LAS CRUCES - Debate on Capitol Hill last week over the controversial Livestock Grazing Act of 1995 brought strong testimony from the livestock industry and well-designed presentations from environmental and wildlife groups, said a New Mexico State University agricultural economics professor.


John Fowler was one of only two economists invited to Washington, D.C. to testify July 11 before members of the House of Representatives subcommittee on national parks, forests and lands.

The Livestock Grazing Act was designed to provide stability for ranchers, federal lands and rural Western communities and includes provisions that deal with such issues as grazing fees, ownership of land improvements and advisory boards, Fowler said.

The act is up against an Aug. 21 deadline when Interior Secretary Bruce Babbitt's rangeland reform is scheduled to go into effect. The grazing fee portion has been separated from the reform to allow Congress to act. If the Livestock Grazing Act is not passed by Aug. 21, the grazing fee would continue to be calculated from the 1978 Public Rangeland Improvement Act formula, as directed by an executive order.

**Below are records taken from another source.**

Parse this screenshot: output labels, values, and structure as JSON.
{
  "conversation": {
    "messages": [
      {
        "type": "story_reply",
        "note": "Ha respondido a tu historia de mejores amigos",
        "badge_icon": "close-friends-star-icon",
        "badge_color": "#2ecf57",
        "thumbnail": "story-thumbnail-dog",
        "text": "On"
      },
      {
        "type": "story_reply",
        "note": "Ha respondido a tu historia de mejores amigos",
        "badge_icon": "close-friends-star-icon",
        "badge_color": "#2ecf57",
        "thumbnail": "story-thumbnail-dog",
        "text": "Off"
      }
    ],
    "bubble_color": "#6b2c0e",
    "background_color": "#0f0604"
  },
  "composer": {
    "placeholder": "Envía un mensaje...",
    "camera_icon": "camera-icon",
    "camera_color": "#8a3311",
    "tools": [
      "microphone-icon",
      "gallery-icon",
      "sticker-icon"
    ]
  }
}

Fowler provided the subcommittee with information about the Livestock Grazing Act's proposed grazing fee formula. "There was very strong discussion and interchange in front of a well- informed committee," Fowler said. "It's a long, comprehensive bill with room for bargaining and negotiations on both sides."

Fowler said he spoke about how the formula could be changed and what sources of information could be used to make the market -based formula more synchronized with current pricing trends.

"I thought the initial formula concept, which works as a 6-percent gross receipts tax on the value of products sold, had merit," he said. "But I had a problem with the time lag between collected and published data. Instead of using an average of prices for the most current three years, it used data that created a three-year lag." Fowler said he suggested ways to use the most current price information.

"There's not many working days left before the Aug. 21 deadline, so this legislation is on the fast track," he said.

Fowler had testified last month before the U.S. Senate with Frank DuBois, New Mexico Secretary of Agriculture, and Bud Eppers, New Mexico Public Land Council president.